Copy the entries exactly. Leave out any pictures.

--*--

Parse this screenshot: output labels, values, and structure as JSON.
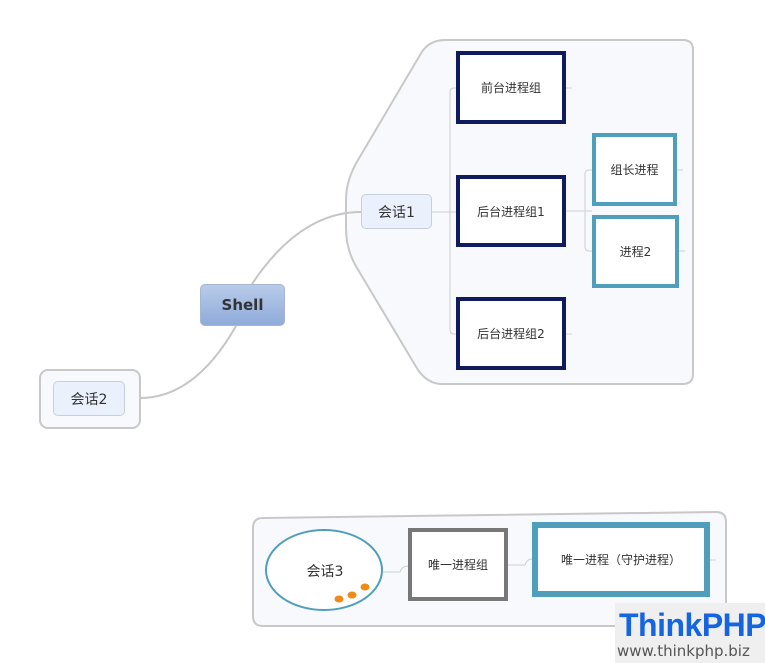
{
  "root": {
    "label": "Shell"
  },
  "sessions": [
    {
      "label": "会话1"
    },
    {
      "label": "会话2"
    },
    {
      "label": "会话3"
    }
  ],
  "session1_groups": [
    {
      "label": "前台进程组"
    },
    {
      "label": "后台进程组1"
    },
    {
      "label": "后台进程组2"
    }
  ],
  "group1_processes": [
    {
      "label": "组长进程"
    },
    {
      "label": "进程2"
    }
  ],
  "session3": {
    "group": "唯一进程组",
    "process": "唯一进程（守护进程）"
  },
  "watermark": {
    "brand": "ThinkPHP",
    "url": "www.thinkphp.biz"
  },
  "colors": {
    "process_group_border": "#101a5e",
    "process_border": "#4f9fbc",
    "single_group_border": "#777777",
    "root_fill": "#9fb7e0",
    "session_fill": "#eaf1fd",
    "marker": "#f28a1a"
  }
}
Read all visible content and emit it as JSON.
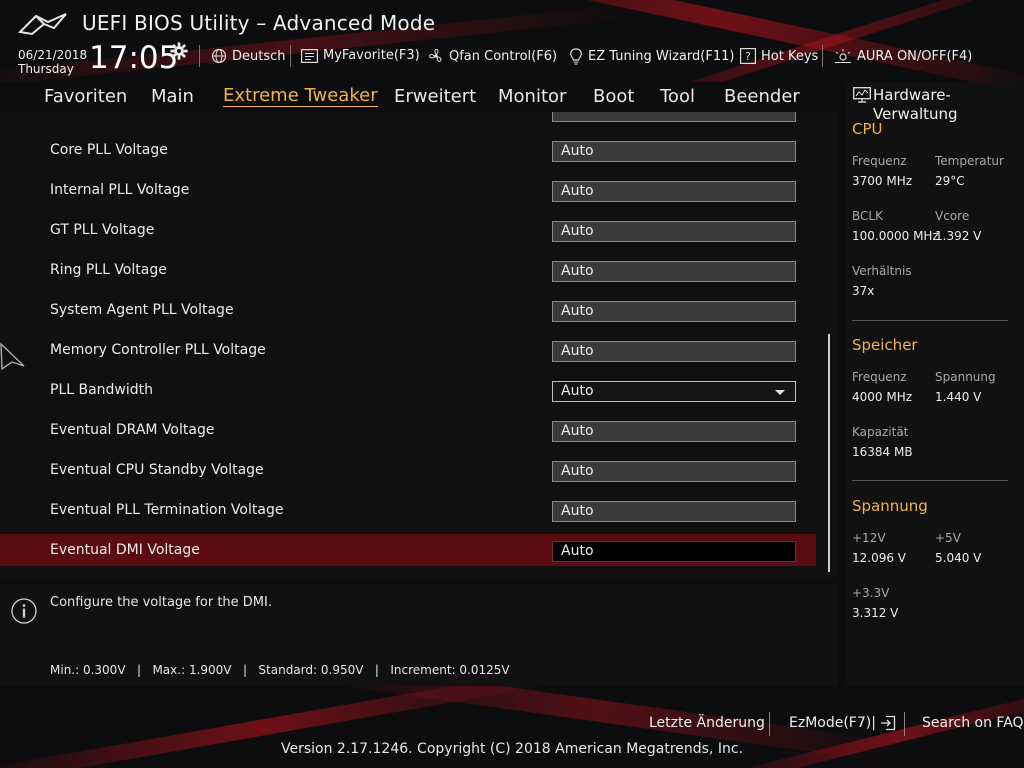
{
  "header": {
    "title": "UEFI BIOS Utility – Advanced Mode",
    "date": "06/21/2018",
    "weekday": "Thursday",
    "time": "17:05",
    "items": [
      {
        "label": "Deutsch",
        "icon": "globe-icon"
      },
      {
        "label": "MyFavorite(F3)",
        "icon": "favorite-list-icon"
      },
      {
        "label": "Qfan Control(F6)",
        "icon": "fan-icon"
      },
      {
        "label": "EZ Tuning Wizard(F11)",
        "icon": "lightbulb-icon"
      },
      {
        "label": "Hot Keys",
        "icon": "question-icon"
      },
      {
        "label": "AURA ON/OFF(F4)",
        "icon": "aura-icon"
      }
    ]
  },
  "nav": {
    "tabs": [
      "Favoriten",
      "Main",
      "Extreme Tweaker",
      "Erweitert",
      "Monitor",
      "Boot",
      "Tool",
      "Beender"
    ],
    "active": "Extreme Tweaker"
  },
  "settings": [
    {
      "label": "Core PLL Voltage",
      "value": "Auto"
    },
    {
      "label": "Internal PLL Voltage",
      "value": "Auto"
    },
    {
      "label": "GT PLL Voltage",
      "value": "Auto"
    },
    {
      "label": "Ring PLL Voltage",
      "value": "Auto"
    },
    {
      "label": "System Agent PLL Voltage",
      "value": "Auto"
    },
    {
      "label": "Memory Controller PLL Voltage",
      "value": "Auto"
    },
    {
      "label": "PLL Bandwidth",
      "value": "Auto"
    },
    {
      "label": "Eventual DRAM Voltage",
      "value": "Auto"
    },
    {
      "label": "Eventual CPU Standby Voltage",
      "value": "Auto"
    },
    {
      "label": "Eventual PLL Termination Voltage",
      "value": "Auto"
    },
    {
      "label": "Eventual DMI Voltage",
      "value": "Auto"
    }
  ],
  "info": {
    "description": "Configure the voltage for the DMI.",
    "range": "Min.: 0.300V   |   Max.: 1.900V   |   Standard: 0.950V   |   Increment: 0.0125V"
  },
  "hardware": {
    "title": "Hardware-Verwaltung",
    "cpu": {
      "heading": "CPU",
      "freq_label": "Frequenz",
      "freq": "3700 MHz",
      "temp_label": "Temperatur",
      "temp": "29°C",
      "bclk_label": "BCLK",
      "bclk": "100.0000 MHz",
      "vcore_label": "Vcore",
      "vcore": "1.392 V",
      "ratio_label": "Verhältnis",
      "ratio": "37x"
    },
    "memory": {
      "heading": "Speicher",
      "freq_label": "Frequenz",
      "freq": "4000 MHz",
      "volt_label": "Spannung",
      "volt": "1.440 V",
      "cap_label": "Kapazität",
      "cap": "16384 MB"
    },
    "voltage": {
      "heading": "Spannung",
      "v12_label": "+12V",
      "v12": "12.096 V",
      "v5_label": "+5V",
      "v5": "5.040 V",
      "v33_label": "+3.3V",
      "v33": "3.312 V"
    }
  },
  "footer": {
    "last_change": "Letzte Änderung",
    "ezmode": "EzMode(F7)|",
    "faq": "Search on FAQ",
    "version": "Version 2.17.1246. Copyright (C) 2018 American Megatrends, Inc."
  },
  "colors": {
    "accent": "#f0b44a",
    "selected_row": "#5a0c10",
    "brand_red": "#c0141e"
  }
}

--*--

_TASK RESULT_:
Parse this screenshot: output labels, values, and structure as JSON.
{
  "root": {
    "label": "Shell"
  },
  "sessions": [
    {
      "label": "会话1"
    },
    {
      "label": "会话2"
    },
    {
      "label": "会话3"
    }
  ],
  "session1_groups": [
    {
      "label": "前台进程组"
    },
    {
      "label": "后台进程组1"
    },
    {
      "label": "后台进程组2"
    }
  ],
  "group1_processes": [
    {
      "label": "组长进程"
    },
    {
      "label": "进程2"
    }
  ],
  "session3": {
    "group": "唯一进程组",
    "process": "唯一进程（守护进程）"
  },
  "watermark": {
    "brand": "ThinkPHP",
    "url": "www.thinkphp.biz"
  },
  "colors": {
    "process_group_border": "#101a5e",
    "process_border": "#4f9fbc",
    "single_group_border": "#777777",
    "root_fill": "#9fb7e0",
    "session_fill": "#eaf1fd",
    "marker": "#f28a1a"
  }
}
Read all visible content and emit it as JSON.
{
  "header": {
    "title": "UEFI BIOS Utility – Advanced Mode",
    "date": "06/21/2018",
    "weekday": "Thursday",
    "time": "17:05",
    "items": [
      {
        "label": "Deutsch",
        "icon": "globe-icon"
      },
      {
        "label": "MyFavorite(F3)",
        "icon": "favorite-list-icon"
      },
      {
        "label": "Qfan Control(F6)",
        "icon": "fan-icon"
      },
      {
        "label": "EZ Tuning Wizard(F11)",
        "icon": "lightbulb-icon"
      },
      {
        "label": "Hot Keys",
        "icon": "question-icon"
      },
      {
        "label": "AURA ON/OFF(F4)",
        "icon": "aura-icon"
      }
    ]
  },
  "nav": {
    "tabs": [
      "Favoriten",
      "Main",
      "Extreme Tweaker",
      "Erweitert",
      "Monitor",
      "Boot",
      "Tool",
      "Beender"
    ],
    "active": "Extreme Tweaker"
  },
  "settings": [
    {
      "label": "Core PLL Voltage",
      "value": "Auto"
    },
    {
      "label": "Internal PLL Voltage",
      "value": "Auto"
    },
    {
      "label": "GT PLL Voltage",
      "value": "Auto"
    },
    {
      "label": "Ring PLL Voltage",
      "value": "Auto"
    },
    {
      "label": "System Agent PLL Voltage",
      "value": "Auto"
    },
    {
      "label": "Memory Controller PLL Voltage",
      "value": "Auto"
    },
    {
      "label": "PLL Bandwidth",
      "value": "Auto"
    },
    {
      "label": "Eventual DRAM Voltage",
      "value": "Auto"
    },
    {
      "label": "Eventual CPU Standby Voltage",
      "value": "Auto"
    },
    {
      "label": "Eventual PLL Termination Voltage",
      "value": "Auto"
    },
    {
      "label": "Eventual DMI Voltage",
      "value": "Auto"
    }
  ],
  "info": {
    "description": "Configure the voltage for the DMI.",
    "range": "Min.: 0.300V   |   Max.: 1.900V   |   Standard: 0.950V   |   Increment: 0.0125V"
  },
  "hardware": {
    "title": "Hardware-Verwaltung",
    "cpu": {
      "heading": "CPU",
      "freq_label": "Frequenz",
      "freq": "3700 MHz",
      "temp_label": "Temperatur",
      "temp": "29°C",
      "bclk_label": "BCLK",
      "bclk": "100.0000 MHz",
      "vcore_label": "Vcore",
      "vcore": "1.392 V",
      "ratio_label": "Verhältnis",
      "ratio": "37x"
    },
    "memory": {
      "heading": "Speicher",
      "freq_label": "Frequenz",
      "freq": "4000 MHz",
      "volt_label": "Spannung",
      "volt": "1.440 V",
      "cap_label": "Kapazität",
      "cap": "16384 MB"
    },
    "voltage": {
      "heading": "Spannung",
      "v12_label": "+12V",
      "v12": "12.096 V",
      "v5_label": "+5V",
      "v5": "5.040 V",
      "v33_label": "+3.3V",
      "v33": "3.312 V"
    }
  },
  "footer": {
    "last_change": "Letzte Änderung",
    "ezmode": "EzMode(F7)|",
    "faq": "Search on FAQ",
    "version": "Version 2.17.1246. Copyright (C) 2018 American Megatrends, Inc."
  },
  "colors": {
    "accent": "#f0b44a",
    "selected_row": "#5a0c10",
    "brand_red": "#c0141e"
  }
}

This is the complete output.